--- Exercise data ---

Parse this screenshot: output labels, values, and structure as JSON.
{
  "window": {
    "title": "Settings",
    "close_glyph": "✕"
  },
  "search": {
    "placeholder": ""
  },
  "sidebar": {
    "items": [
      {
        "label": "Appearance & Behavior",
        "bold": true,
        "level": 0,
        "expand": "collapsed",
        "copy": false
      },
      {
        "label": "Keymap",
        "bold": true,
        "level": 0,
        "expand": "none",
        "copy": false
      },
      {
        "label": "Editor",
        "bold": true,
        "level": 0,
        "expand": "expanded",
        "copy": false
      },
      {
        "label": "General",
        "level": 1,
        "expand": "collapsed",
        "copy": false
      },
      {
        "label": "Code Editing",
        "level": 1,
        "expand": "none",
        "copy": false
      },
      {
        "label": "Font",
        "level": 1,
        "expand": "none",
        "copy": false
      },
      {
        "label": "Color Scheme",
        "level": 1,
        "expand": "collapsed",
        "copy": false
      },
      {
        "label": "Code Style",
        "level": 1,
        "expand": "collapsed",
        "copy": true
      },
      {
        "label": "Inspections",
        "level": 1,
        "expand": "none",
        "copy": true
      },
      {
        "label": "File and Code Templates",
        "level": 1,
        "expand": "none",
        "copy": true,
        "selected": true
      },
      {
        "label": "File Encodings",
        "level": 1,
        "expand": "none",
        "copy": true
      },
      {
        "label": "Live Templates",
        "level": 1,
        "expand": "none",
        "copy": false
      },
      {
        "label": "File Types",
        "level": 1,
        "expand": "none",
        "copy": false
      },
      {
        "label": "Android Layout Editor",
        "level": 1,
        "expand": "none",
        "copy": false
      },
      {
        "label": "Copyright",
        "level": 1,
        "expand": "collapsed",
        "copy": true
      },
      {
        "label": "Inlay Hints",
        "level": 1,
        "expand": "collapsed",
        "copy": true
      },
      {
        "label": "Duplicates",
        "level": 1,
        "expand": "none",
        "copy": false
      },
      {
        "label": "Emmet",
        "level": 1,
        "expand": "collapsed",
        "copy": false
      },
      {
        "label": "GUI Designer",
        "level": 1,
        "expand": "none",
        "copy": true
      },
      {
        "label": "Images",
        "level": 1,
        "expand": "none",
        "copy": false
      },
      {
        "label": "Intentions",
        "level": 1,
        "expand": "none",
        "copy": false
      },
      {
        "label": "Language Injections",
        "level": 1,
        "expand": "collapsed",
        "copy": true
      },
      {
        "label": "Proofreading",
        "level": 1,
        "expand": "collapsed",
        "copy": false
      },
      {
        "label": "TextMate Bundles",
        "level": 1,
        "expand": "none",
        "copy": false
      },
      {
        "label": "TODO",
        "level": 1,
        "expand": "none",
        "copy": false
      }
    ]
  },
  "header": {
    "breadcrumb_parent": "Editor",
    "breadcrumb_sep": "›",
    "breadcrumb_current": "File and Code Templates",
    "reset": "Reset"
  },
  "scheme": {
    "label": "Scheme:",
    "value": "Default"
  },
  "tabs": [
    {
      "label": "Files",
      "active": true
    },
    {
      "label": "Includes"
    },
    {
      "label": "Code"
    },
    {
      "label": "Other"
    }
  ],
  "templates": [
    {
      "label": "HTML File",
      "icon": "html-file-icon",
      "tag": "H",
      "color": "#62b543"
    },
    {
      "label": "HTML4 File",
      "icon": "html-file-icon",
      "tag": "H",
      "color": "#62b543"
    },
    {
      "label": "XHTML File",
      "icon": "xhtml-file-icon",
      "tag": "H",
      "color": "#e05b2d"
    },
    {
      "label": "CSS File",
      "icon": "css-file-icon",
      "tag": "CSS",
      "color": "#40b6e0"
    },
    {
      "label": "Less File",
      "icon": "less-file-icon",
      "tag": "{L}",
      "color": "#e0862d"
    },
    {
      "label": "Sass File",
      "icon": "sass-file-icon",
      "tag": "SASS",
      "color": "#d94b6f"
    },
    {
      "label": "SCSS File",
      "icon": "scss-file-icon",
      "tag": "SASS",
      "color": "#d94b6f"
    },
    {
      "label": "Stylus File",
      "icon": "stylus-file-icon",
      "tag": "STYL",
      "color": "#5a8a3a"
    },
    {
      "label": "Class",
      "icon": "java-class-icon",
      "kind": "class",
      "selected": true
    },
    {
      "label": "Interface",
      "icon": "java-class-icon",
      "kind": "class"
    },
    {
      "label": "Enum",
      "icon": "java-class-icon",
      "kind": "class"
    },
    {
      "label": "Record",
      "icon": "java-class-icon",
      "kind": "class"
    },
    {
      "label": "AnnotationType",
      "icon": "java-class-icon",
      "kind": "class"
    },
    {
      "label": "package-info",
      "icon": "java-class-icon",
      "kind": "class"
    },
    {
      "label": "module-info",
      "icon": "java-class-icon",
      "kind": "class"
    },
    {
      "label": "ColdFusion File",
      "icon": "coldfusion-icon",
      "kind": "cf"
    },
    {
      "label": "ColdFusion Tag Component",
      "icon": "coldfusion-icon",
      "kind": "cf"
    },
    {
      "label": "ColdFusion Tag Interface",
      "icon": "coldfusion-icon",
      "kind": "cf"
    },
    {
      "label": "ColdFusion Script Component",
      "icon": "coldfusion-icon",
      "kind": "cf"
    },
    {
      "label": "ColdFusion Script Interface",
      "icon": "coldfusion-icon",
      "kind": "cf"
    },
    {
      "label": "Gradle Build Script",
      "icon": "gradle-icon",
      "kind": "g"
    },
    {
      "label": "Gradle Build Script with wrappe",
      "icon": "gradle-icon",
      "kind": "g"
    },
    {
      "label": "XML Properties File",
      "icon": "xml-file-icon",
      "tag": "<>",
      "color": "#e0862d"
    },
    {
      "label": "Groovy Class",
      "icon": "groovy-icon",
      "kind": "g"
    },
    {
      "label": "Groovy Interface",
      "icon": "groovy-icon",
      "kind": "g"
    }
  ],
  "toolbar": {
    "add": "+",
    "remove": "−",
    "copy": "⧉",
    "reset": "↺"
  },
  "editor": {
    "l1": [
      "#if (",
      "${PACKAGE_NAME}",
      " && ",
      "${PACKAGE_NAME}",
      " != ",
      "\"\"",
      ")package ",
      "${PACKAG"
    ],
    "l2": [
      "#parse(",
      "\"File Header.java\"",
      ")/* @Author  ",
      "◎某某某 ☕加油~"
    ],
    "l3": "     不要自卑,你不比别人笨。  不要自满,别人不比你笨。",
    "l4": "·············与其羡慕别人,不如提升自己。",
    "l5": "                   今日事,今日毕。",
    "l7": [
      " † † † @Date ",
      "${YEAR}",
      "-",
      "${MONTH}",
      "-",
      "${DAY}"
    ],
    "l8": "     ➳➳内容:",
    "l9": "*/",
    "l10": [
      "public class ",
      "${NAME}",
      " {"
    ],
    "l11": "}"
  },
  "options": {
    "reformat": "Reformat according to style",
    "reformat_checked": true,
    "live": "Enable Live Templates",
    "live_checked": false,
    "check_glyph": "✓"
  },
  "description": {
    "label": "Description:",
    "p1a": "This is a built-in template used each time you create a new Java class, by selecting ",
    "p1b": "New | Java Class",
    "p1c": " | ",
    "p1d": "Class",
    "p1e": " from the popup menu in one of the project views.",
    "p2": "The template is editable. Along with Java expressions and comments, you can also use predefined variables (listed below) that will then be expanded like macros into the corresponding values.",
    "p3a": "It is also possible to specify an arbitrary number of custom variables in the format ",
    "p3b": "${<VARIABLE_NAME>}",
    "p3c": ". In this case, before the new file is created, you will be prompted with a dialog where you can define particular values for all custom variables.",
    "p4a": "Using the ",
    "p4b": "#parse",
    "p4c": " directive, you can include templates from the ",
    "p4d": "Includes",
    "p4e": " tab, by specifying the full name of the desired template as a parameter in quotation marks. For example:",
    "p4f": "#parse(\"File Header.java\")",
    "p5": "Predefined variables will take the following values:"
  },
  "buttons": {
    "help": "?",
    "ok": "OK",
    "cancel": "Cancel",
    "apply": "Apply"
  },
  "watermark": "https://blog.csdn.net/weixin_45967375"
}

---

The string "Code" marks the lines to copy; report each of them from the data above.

[Result for this task]
        "label": "Code Editing",
        "label": "Code Style",
        "label": "File and Code Templates",
    "breadcrumb_current": "File and Code Templates",
      "label": "Code"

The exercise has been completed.